About PUMA

PUMA is one of the world’s leading Sportlifestyle companies that designs and develops footwear, apparel and accessories. It is committed to working in ways that contribute to the world by supporting Creativity, SAFE Sustainability and Peace, and by staying true to the principles of being Fair, Honest, Positive and Creative in decisions made and actions taken. PUMA starts in Sport and ends in Fashion. Its Sport Performance and Lifestyle labels include categories such as Football, Running, Motorsports, Golf and Sailing. Sport Fashion features collaborations with renowned designer labels such as Alexander McQueen and Mihara Yasuhiro. The PUMA Group owns the brands PUMA, Cobra Golf and Tretorn. The company, which was founded in 1948, distributes its products in more than 120 countries, employs about 11,000 people worldwide and has headquarters in Herzogenaurach/Germany, Boston, London and Hong Kong. For more information, please visit http://www.puma.com

About Wilderness Safaris

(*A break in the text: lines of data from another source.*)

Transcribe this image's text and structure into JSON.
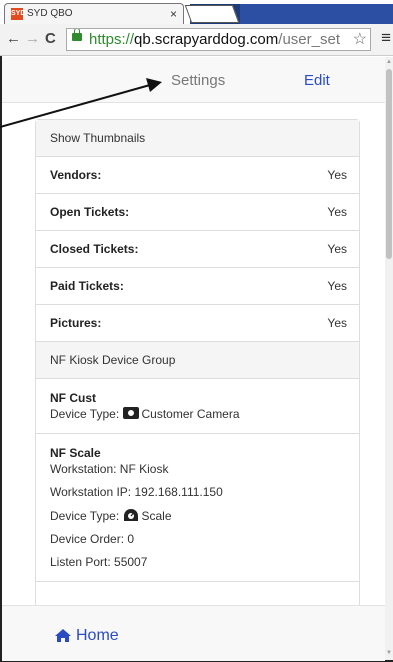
{
  "browser": {
    "tab_title": "SYD QBO",
    "tab_close": "×",
    "favicon_text": "SYD",
    "url_scheme": "https://",
    "url_host": "qb.scrapyarddog.com",
    "url_path": "/user_set",
    "back": "←",
    "forward": "→",
    "reload": "C",
    "star": "☆",
    "menu": "≡"
  },
  "header": {
    "settings_label": "Settings",
    "edit_label": "Edit"
  },
  "thumbnails": {
    "heading": "Show Thumbnails",
    "rows": [
      {
        "label": "Vendors:",
        "value": "Yes"
      },
      {
        "label": "Open Tickets:",
        "value": "Yes"
      },
      {
        "label": "Closed Tickets:",
        "value": "Yes"
      },
      {
        "label": "Paid Tickets:",
        "value": "Yes"
      },
      {
        "label": "Pictures:",
        "value": "Yes"
      }
    ]
  },
  "device_group": {
    "heading": "NF Kiosk Device Group",
    "devices": [
      {
        "name": "NF Cust",
        "device_type_label": "Device Type:",
        "device_type": "Customer Camera",
        "icon": "camera-icon"
      },
      {
        "name": "NF Scale",
        "workstation": "Workstation: NF Kiosk",
        "workstation_ip": "Workstation IP: 192.168.111.150",
        "device_type_label": "Device Type:",
        "device_type": "Scale",
        "icon": "scale-icon",
        "device_order": "Device Order: 0",
        "listen_port": "Listen Port: 55007"
      }
    ]
  },
  "footer": {
    "home_label": "Home"
  },
  "colors": {
    "link": "#2b4cc0",
    "secure": "#2e8b2e"
  }
}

Wilderness Safaris is an ecotourism company that specialises in memorable wildlife experiences in some of the most remote and pristine areas in Africa. In this way it offers its guests private access to three million hectares of Africa’s finest wildlife reserves, while remaining fiercely committed to protecting our planet’s precious natural and cultural resources. Recognising that conservation is as much about people as about the environment, the company has pursued important goals through its Children in the Wildernessprogramme, as well as through the Wilderness Wildlife Trust, which have helped change the face of nature-based tourism in Africa. Visit www.wilderness-safaris.com